Grissini breadsticks are eaten all over Italy, but nowhere with more appetite than in Piedmont. In the Northeastern corner of Italy, grissini breadsticks are bought fresh from the baker, while other regions are content with pre-made supermarket versions.
According to the Italian Wikipedia, grissini breadsticks were invented in 1679 upon request of the Torino courts doctor. Apparently the young Vittorio Amedeo II di Savoia could not digest breadcrumbs, so the court’s baker, Antonio Brunero, was asked to develop a bread without a crumb. It soon became widely popular thanks to the fact that the long breadsticks could keep for weeks without deteriorating.
The classic grissini breadsticks are 40-80 cm long, but I find the shorter version more manageable.
2½ g dry yeast
200 tepid water
300 g flour
2 tsp salt
50 ml olive oil
Dissolve the yeast in warm water
Mix flour and salt
Stir water and olive oil into the flour to make a dough
Knead vigorously for a looong time

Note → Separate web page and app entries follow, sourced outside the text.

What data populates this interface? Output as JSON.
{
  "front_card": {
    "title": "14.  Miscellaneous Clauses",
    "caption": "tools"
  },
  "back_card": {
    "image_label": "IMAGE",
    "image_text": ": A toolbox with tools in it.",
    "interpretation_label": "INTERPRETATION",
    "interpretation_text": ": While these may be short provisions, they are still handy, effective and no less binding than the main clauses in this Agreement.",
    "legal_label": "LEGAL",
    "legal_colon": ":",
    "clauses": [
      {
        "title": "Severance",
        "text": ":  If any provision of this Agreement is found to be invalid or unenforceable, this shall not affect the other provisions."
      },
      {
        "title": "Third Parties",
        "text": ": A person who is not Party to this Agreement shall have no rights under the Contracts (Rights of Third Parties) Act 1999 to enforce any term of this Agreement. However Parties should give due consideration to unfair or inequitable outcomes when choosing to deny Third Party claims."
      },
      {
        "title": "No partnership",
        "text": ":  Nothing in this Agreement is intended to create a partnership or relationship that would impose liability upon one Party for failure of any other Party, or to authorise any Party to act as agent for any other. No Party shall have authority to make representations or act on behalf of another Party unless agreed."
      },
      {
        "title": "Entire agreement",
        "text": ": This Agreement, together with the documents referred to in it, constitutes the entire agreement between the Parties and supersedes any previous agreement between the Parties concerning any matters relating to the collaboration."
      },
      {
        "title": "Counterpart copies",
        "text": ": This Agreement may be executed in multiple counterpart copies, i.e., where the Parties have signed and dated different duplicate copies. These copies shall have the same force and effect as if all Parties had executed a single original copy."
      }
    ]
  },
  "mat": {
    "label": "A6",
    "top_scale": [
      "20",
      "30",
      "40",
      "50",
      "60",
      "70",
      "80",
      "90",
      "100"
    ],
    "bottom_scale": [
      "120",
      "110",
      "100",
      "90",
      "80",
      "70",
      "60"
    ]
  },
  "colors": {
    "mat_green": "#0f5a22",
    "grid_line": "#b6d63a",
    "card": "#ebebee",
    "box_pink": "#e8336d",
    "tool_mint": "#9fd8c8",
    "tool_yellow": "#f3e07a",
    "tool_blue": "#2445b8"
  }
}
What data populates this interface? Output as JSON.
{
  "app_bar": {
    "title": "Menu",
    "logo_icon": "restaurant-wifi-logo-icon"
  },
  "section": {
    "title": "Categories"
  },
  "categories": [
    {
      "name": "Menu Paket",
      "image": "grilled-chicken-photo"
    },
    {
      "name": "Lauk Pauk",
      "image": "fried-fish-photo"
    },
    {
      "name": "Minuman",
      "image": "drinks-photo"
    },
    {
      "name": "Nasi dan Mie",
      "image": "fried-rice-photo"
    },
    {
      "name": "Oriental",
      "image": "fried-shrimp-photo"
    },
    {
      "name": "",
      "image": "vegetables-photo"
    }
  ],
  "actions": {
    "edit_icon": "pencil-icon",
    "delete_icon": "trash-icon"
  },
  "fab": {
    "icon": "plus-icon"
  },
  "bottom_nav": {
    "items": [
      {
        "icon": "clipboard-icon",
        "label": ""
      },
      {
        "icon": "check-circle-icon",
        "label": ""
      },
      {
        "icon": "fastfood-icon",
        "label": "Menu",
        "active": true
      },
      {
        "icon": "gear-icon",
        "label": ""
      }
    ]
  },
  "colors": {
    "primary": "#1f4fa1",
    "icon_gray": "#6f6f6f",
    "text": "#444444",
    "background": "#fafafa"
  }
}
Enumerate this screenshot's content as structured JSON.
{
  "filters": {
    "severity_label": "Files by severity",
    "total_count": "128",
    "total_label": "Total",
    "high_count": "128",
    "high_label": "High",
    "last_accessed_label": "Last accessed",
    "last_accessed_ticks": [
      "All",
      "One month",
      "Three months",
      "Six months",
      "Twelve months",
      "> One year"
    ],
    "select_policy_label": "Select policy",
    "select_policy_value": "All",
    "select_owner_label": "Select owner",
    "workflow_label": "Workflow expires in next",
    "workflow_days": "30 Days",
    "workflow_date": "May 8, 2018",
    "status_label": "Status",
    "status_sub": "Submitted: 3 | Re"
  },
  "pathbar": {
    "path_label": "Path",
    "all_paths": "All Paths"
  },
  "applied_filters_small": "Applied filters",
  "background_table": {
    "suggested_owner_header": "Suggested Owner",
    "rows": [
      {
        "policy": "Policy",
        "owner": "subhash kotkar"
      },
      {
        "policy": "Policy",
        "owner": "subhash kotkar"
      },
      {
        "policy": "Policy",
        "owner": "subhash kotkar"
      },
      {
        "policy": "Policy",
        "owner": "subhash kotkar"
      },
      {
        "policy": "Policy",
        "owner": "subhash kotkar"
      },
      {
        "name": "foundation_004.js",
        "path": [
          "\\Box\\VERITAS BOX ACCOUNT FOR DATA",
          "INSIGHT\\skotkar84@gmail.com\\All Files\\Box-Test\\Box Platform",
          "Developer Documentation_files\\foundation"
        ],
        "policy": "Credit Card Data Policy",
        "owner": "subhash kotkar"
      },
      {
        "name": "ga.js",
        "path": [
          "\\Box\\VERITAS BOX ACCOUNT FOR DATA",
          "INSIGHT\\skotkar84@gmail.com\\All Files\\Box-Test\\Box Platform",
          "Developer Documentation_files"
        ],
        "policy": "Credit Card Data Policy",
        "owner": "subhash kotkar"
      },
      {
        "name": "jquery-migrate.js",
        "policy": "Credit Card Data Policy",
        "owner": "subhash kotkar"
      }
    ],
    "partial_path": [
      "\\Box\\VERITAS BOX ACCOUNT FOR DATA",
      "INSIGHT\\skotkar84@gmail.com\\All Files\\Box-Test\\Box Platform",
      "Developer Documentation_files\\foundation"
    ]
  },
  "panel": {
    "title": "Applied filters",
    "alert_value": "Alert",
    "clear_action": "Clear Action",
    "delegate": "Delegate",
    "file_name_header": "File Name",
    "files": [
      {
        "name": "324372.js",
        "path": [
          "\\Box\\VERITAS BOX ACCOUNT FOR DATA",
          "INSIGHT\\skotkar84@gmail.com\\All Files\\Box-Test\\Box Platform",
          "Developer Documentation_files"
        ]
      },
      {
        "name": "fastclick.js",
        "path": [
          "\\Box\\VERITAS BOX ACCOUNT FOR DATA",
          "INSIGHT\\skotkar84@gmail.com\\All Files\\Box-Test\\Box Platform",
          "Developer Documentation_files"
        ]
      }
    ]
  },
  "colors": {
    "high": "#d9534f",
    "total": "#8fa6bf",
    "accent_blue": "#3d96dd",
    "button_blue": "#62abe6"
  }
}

Coat the dough in olive oil and leave it in a bowl sealed with cling film for 1 hour
Cut the dough in quarters and shape one quarter at a time, while the other quarters remain under the cling film.
Cut each quarter in 8 pieces and roll them into breadsticks
Dip some of the sticks in sesame seeds and place them on a pan covered in baking paper
Bake at 180 C / 360 F for 15-20 minutes until they are thoroughly dry
Don’t leave the grissini breadsticks while they are in the oven, as they burn easily and the temperature and timing vary with the size of the sticks.
Use grissini breadsticks as an aperitif along with taralli, dip them in hummus or pesto or wrap cured ham, pancetta or lardo around them and serve them as an antipasto.